This gets deployed by Etchemendy when looking at cases where the two conceptions come apart. Representational semantics supports counterfactuals involving differing ways things may be. Would a sentence A&B be true in a world where A held but not B? No. More concretely, would "snow is white" be true in a world where snow is black? No, again. Therefore, it isn't necessary that snow is white. Interpretational semantics tells us that "snow is white" would be true if 'snow' meant tar and 'is white' meant 'is black'. Again, there are clearly interpretations on which this sentence is false.
Representational semantics is what connects to our ideas about necessity. If something is true in all the different situations represented, if the things under consideration are changing, then it is necessary. Interpretational semantics tells us when things are true in virtue of meaning, i.e. no matter what meaning is assigned to the parts of a sentence (holding to type restrictions and other things), it comes out true. We can't get necessity out of this though, cause it involves only meanings with regard to the one domain. Necessity deals with possible worlds, and so we need those in the picture to properly claim that something is necessary. It is pretty easy to slide between the two ideas, especially since they are extensionally equivalent in some cases.

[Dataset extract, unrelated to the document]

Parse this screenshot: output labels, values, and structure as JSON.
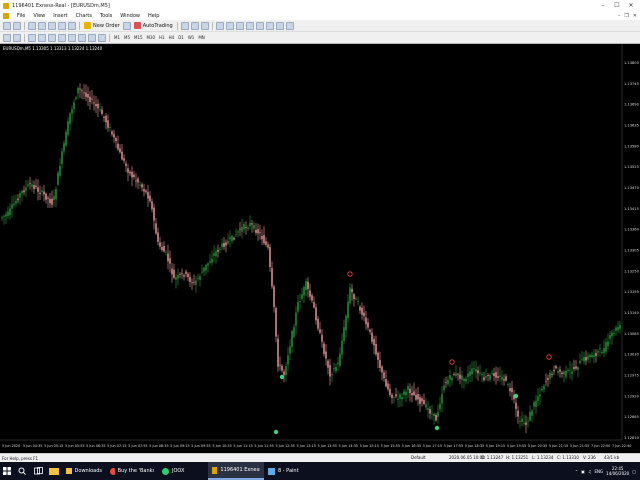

The urge is even stronger if we think of models as being worlds, but evaluating sentences using interpretational semantics. We get to have our necessity cake and eat it too.